You should probably not be tempted in your own civil cases to try to supplement the clerk’s record on rehearing. The Court makes plain in its closing paragraphs that:
Given the constitutional dimensions of the “fundamental liberty interest of natural parents in the care, custody, and management of their child,” Santosky v. Kramer, 455 U.S. 745, 753 (1982), justice is not served when a case like this, ripe for determination on the merits, is decided on “a procedural technicality” that can easily be corrected, Silk [v. Terrill], 898 S.W.2d [764,] 766 [Tex. (1995) (per curiam)].
Grants in new cases
The Supreme Court of Texas also granted the petitions for review in five new cases, with oral argument dates to be determined at a later time. (( I also plan to write a little more about these at a later time. I’m working on a new format for this blog’s “case notes” that should make case notes easier for me to create — and easier for readers to find and use. ))
One grant worthy of note is Badiga v. Lopez, No. 05-0801 (court of appeals opinion), yet another medical-practice case about the new statute requiring early filing of expert reports. In Badiga, the parties argue over whether a trial court’s refusal to dismiss a case for failure to timely file an expert-witness report can be the subject of immediate interlocutory appeal. Sound familiar?
Today’s case presents the Court with an actual sighting of this rare bird, a species that in my view merits extinction, not conservation. Extensions forgive deficient reports, not absent ones. If a report is missed, not just amiss, courts are remiss if they do not dismiss.
This was Justice Willett’s concurrence in last week’s case Lewis v. Funderburk [my discussion of the case is here]. You may have also seen that last phrase featured this past week on the Sophistic Miltonian Serbonian Blog and Tex Parte.
In Lewis, a majority of the Court did not reach that legal question, concluding that the parties had not preserved or presented it. The Court will face the issue more squarely beginning with oral arguments in Badiga this fall.
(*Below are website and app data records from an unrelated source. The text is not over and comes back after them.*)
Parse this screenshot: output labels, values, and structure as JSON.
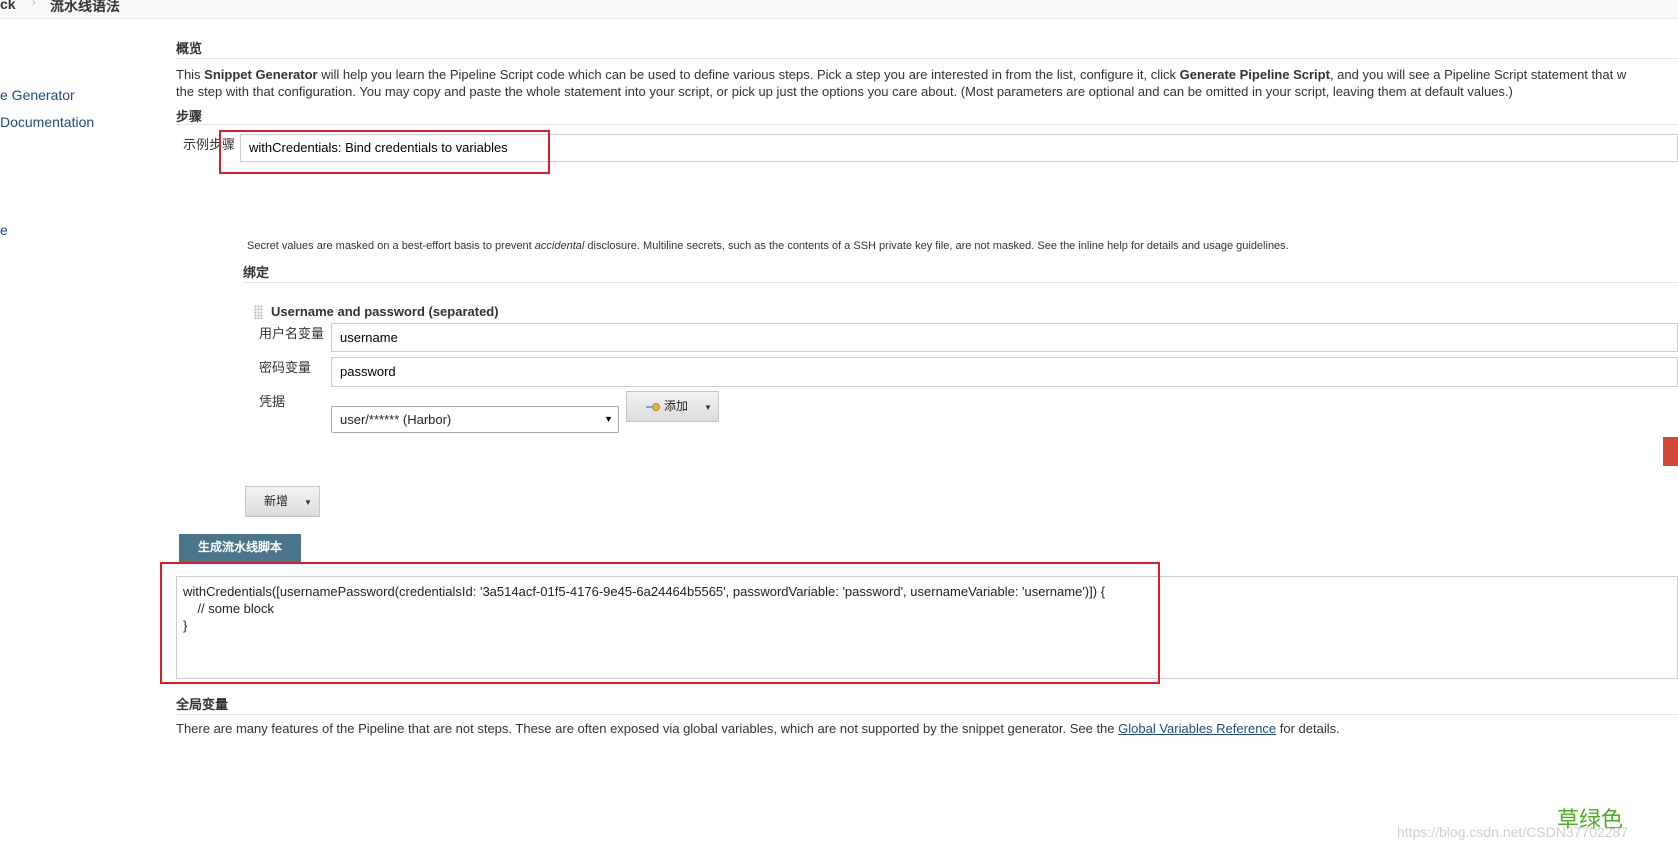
{
  "breadcrumb": {
    "item_back": "ck",
    "item_current": "流水线语法"
  },
  "sidebar": {
    "items": [
      {
        "label": "e Generator"
      },
      {
        "label": "Documentation"
      },
      {
        "label": "e"
      }
    ]
  },
  "overview": {
    "title": "概览",
    "text_parts": [
      "This ",
      "Snippet Generator",
      " will help you learn the Pipeline Script code which can be used to define various steps. Pick a step you are interested in from the list, configure it, click ",
      "Generate Pipeline Script",
      ", and you will see a Pipeline Script statement that w"
    ],
    "line2": "the step with that configuration. You may copy and paste the whole statement into your script, or pick up just the options you care about. (Most parameters are optional and can be omitted in your script, leaving them at default values.)"
  },
  "steps": {
    "title": "步骤",
    "sample_step_label": "示例步骤",
    "sample_step_value": "withCredentials: Bind credentials to variables"
  },
  "secret_note": {
    "before": "Secret values are masked on a best-effort basis to prevent ",
    "italic": "accidental",
    "after": " disclosure. Multiline secrets, such as the contents of a SSH private key file, are not masked. See the inline help for details and usage guidelines."
  },
  "bindings": {
    "title": "绑定",
    "binding_title": "Username and password (separated)",
    "username_label": "用户名变量",
    "username_value": "username",
    "password_label": "密码变量",
    "password_value": "password",
    "credentials_label": "凭据",
    "credentials_selected": "user/****** (Harbor)",
    "add_label": "添加",
    "new_label": "新增"
  },
  "generate_button": "生成流水线脚本",
  "output": {
    "lines": [
      "withCredentials([usernamePassword(credentialsId: '3a514acf-01f5-4176-9e45-6a24464b5565', passwordVariable: 'password', usernameVariable: 'username')]) {",
      "    // some block",
      "}"
    ]
  },
  "global_vars": {
    "title": "全局变量",
    "text_before": "There are many features of the Pipeline that are not steps. These are often exposed via global variables, which are not supported by the snippet generator. See the ",
    "link": "Global Variables Reference",
    "text_after": " for details."
  },
  "watermark": {
    "annotation": "草绿色",
    "url": "https://blog.csdn.net/CSDN37702287"
  },
  "colors": {
    "accent": "#4b758b",
    "link": "#204a87",
    "highlight": "#e01b24",
    "annotation": "#4caf1f"
  }
}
It remains to be seen if five Justices can agree on a similarly Seussian rule.